Activity
Here is a set of records. Copy them all exactly.

Available data
•••••

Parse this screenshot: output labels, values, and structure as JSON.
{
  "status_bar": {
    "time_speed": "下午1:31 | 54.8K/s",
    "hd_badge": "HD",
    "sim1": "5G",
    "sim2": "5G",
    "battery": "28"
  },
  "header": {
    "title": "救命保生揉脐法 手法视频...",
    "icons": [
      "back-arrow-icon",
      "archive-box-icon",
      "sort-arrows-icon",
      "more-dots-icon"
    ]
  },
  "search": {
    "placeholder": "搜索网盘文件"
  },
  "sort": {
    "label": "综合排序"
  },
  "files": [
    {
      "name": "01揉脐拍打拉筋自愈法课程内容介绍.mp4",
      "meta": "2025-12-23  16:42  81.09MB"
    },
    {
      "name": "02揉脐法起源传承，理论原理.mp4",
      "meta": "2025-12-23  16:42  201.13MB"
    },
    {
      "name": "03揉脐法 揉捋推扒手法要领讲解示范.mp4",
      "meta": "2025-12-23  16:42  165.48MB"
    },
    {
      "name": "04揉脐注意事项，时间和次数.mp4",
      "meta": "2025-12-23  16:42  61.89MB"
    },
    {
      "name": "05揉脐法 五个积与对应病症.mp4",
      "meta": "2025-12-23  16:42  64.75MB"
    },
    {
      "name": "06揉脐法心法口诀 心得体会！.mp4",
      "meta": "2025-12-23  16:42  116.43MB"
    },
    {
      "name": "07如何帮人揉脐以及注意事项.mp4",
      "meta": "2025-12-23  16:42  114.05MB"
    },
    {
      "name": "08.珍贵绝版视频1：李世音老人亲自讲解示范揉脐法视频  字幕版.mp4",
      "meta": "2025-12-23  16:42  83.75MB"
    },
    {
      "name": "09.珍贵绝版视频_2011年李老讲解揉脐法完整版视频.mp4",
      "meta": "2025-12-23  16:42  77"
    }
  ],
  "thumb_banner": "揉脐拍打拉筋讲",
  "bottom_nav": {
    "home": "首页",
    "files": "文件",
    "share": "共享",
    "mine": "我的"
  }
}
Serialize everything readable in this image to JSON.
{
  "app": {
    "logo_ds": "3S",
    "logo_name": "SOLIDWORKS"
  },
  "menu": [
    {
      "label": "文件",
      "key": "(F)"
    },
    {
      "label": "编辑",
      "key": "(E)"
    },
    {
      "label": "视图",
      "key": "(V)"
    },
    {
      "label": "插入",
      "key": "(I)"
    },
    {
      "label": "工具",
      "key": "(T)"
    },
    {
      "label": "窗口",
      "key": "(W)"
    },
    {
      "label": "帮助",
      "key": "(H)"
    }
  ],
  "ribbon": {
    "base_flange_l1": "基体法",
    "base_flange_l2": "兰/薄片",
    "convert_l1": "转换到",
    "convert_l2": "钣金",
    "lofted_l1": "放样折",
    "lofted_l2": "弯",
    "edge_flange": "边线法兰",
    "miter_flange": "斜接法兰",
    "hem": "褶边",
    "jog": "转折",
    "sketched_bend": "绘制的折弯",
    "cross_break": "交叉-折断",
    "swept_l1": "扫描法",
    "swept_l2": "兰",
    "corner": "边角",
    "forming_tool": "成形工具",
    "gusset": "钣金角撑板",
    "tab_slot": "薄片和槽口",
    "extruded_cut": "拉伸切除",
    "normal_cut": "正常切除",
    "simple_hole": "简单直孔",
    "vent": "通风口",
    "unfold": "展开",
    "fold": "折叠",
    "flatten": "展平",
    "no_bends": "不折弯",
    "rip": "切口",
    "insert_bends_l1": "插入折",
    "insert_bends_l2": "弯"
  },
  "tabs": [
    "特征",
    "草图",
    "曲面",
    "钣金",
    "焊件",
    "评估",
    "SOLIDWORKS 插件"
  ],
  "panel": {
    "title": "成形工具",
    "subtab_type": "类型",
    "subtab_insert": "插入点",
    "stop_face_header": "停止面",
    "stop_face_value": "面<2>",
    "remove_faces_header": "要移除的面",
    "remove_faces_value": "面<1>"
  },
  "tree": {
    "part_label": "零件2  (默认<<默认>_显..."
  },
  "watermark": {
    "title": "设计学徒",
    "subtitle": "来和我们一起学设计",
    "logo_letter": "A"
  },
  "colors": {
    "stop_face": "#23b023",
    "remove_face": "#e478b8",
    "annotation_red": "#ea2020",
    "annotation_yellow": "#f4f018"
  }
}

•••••

Response below
Parse this screenshot: output labels, values, and structure as JSON.
{
  "status_bar": {
    "time_speed": "下午1:31 | 54.8K/s",
    "hd_badge": "HD",
    "sim1": "5G",
    "sim2": "5G",
    "battery": "28"
  },
  "header": {
    "title": "救命保生揉脐法 手法视频...",
    "icons": [
      "back-arrow-icon",
      "archive-box-icon",
      "sort-arrows-icon",
      "more-dots-icon"
    ]
  },
  "search": {
    "placeholder": "搜索网盘文件"
  },
  "sort": {
    "label": "综合排序"
  },
  "files": [
    {
      "name": "01揉脐拍打拉筋自愈法课程内容介绍.mp4",
      "meta": "2025-12-23  16:42  81.09MB"
    },
    {
      "name": "02揉脐法起源传承，理论原理.mp4",
      "meta": "2025-12-23  16:42  201.13MB"
    },
    {
      "name": "03揉脐法 揉捋推扒手法要领讲解示范.mp4",
      "meta": "2025-12-23  16:42  165.48MB"
    },
    {
      "name": "04揉脐注意事项，时间和次数.mp4",
      "meta": "2025-12-23  16:42  61.89MB"
    },
    {
      "name": "05揉脐法 五个积与对应病症.mp4",
      "meta": "2025-12-23  16:42  64.75MB"
    },
    {
      "name": "06揉脐法心法口诀 心得体会！.mp4",
      "meta": "2025-12-23  16:42  116.43MB"
    },
    {
      "name": "07如何帮人揉脐以及注意事项.mp4",
      "meta": "2025-12-23  16:42  114.05MB"
    },
    {
      "name": "08.珍贵绝版视频1：李世音老人亲自讲解示范揉脐法视频  字幕版.mp4",
      "meta": "2025-12-23  16:42  83.75MB"
    },
    {
      "name": "09.珍贵绝版视频_2011年李老讲解揉脐法完整版视频.mp4",
      "meta": "2025-12-23  16:42  77"
    }
  ],
  "thumb_banner": "揉脐拍打拉筋讲",
  "bottom_nav": {
    "home": "首页",
    "files": "文件",
    "share": "共享",
    "mine": "我的"
  }
}
Serialize everything readable in this image to JSON.
{
  "app": {
    "logo_ds": "3S",
    "logo_name": "SOLIDWORKS"
  },
  "menu": [
    {
      "label": "文件",
      "key": "(F)"
    },
    {
      "label": "编辑",
      "key": "(E)"
    },
    {
      "label": "视图",
      "key": "(V)"
    },
    {
      "label": "插入",
      "key": "(I)"
    },
    {
      "label": "工具",
      "key": "(T)"
    },
    {
      "label": "窗口",
      "key": "(W)"
    },
    {
      "label": "帮助",
      "key": "(H)"
    }
  ],
  "ribbon": {
    "base_flange_l1": "基体法",
    "base_flange_l2": "兰/薄片",
    "convert_l1": "转换到",
    "convert_l2": "钣金",
    "lofted_l1": "放样折",
    "lofted_l2": "弯",
    "edge_flange": "边线法兰",
    "miter_flange": "斜接法兰",
    "hem": "褶边",
    "jog": "转折",
    "sketched_bend": "绘制的折弯",
    "cross_break": "交叉-折断",
    "swept_l1": "扫描法",
    "swept_l2": "兰",
    "corner": "边角",
    "forming_tool": "成形工具",
    "gusset": "钣金角撑板",
    "tab_slot": "薄片和槽口",
    "extruded_cut": "拉伸切除",
    "normal_cut": "正常切除",
    "simple_hole": "简单直孔",
    "vent": "通风口",
    "unfold": "展开",
    "fold": "折叠",
    "flatten": "展平",
    "no_bends": "不折弯",
    "rip": "切口",
    "insert_bends_l1": "插入折",
    "insert_bends_l2": "弯"
  },
  "tabs": [
    "特征",
    "草图",
    "曲面",
    "钣金",
    "焊件",
    "评估",
    "SOLIDWORKS 插件"
  ],
  "panel": {
    "title": "成形工具",
    "subtab_type": "类型",
    "subtab_insert": "插入点",
    "stop_face_header": "停止面",
    "stop_face_value": "面<2>",
    "remove_faces_header": "要移除的面",
    "remove_faces_value": "面<1>"
  },
  "tree": {
    "part_label": "零件2  (默认<<默认>_显..."
  },
  "watermark": {
    "title": "设计学徒",
    "subtitle": "来和我们一起学设计",
    "logo_letter": "A"
  },
  "colors": {
    "stop_face": "#23b023",
    "remove_face": "#e478b8",
    "annotation_red": "#ea2020",
    "annotation_yellow": "#f4f018"
  }
}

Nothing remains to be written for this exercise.